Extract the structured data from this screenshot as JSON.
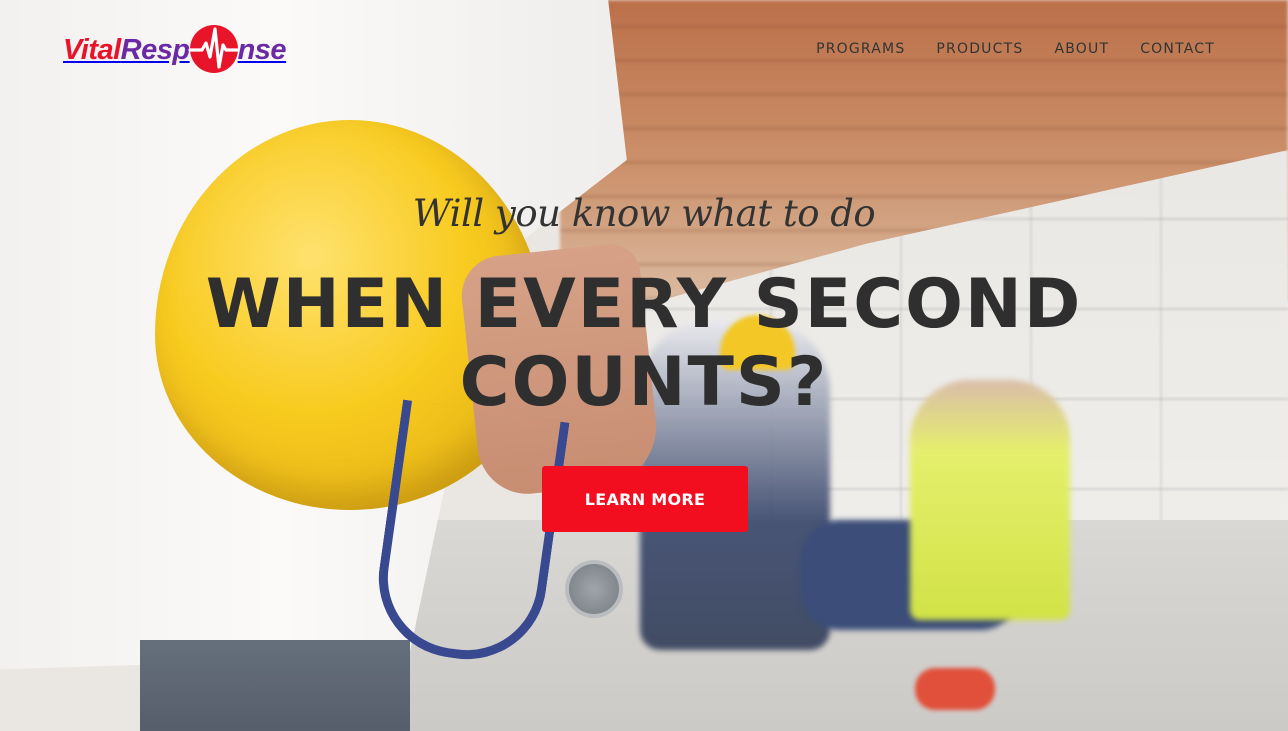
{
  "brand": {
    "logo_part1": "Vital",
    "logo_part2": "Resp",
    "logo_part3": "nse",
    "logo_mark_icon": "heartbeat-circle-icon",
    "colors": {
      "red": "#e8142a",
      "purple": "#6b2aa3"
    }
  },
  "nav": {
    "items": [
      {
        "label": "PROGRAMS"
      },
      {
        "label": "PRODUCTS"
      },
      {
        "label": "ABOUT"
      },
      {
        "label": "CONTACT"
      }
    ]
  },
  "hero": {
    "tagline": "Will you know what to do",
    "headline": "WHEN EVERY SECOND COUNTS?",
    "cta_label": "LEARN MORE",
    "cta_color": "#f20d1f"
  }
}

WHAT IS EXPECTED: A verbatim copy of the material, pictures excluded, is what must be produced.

FINAL ANSWER:
Extract the structured data from this screenshot as JSON.
{
  "brand": {
    "logo_part1": "Vital",
    "logo_part2": "Resp",
    "logo_part3": "nse",
    "logo_mark_icon": "heartbeat-circle-icon",
    "colors": {
      "red": "#e8142a",
      "purple": "#6b2aa3"
    }
  },
  "nav": {
    "items": [
      {
        "label": "PROGRAMS"
      },
      {
        "label": "PRODUCTS"
      },
      {
        "label": "ABOUT"
      },
      {
        "label": "CONTACT"
      }
    ]
  },
  "hero": {
    "tagline": "Will you know what to do",
    "headline": "WHEN EVERY SECOND COUNTS?",
    "cta_label": "LEARN MORE",
    "cta_color": "#f20d1f"
  }
}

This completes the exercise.